(REQUIRED WORK): Your task is to copy each line of the material below that includes "group".

○ ○ ○

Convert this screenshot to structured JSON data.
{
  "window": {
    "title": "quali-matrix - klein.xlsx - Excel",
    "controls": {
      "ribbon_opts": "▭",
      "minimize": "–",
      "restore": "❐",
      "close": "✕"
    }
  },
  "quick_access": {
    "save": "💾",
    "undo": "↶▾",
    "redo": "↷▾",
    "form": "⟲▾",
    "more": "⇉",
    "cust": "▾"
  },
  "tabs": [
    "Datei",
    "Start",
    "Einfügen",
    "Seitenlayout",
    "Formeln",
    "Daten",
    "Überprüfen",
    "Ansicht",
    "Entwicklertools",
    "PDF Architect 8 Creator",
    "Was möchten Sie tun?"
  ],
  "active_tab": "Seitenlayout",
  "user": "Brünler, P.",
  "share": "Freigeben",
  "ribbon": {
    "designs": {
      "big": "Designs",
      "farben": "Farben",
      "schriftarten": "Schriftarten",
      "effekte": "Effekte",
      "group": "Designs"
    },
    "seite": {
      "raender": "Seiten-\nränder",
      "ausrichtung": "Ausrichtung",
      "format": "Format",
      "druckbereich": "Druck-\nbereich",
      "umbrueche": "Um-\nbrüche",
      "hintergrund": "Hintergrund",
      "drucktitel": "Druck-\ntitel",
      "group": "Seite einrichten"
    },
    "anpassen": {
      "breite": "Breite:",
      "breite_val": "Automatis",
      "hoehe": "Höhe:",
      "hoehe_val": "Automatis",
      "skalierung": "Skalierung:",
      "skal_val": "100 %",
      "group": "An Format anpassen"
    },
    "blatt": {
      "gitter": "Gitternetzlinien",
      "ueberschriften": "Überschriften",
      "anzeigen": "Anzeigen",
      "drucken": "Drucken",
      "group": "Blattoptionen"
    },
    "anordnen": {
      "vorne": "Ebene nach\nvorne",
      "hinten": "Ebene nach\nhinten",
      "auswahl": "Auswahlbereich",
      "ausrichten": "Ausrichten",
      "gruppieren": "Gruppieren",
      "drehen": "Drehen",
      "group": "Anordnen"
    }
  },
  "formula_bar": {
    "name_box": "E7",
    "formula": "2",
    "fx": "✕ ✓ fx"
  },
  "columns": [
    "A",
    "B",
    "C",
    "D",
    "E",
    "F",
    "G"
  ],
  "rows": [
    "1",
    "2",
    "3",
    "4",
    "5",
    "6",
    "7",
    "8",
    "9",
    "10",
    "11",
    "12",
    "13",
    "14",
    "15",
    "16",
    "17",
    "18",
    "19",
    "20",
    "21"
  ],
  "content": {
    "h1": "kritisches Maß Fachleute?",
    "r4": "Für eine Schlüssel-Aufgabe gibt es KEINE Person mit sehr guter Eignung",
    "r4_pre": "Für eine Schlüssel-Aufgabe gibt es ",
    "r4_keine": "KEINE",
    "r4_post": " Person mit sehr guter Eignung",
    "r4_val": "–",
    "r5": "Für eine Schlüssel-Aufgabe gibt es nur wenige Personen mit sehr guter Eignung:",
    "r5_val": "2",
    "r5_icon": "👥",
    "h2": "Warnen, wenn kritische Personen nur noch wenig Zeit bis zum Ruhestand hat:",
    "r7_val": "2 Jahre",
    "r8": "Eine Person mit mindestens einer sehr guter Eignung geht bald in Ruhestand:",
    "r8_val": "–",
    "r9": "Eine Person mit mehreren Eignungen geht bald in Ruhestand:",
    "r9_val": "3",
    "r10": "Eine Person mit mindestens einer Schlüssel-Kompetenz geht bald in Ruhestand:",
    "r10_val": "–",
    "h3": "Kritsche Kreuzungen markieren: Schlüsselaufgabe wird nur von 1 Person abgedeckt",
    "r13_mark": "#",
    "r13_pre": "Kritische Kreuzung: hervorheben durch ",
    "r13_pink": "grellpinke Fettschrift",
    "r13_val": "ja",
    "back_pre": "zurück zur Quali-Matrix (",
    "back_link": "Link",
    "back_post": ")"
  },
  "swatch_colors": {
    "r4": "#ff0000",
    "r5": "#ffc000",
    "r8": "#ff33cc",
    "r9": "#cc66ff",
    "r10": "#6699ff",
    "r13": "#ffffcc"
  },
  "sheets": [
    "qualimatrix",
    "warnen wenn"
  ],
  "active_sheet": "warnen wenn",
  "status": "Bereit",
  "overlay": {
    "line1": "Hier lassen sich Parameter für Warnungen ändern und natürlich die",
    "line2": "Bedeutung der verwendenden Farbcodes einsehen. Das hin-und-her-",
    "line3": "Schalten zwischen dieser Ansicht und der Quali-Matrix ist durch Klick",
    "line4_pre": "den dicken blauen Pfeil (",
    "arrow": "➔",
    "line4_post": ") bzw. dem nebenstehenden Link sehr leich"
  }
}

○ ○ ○

(SOLUTION TO THE PROBLEM):
      "group": "Designs"
      "group": "Seite einrichten"
      "group": "An Format anpassen"
      "group": "Blattoptionen"
      "group": "Anordnen"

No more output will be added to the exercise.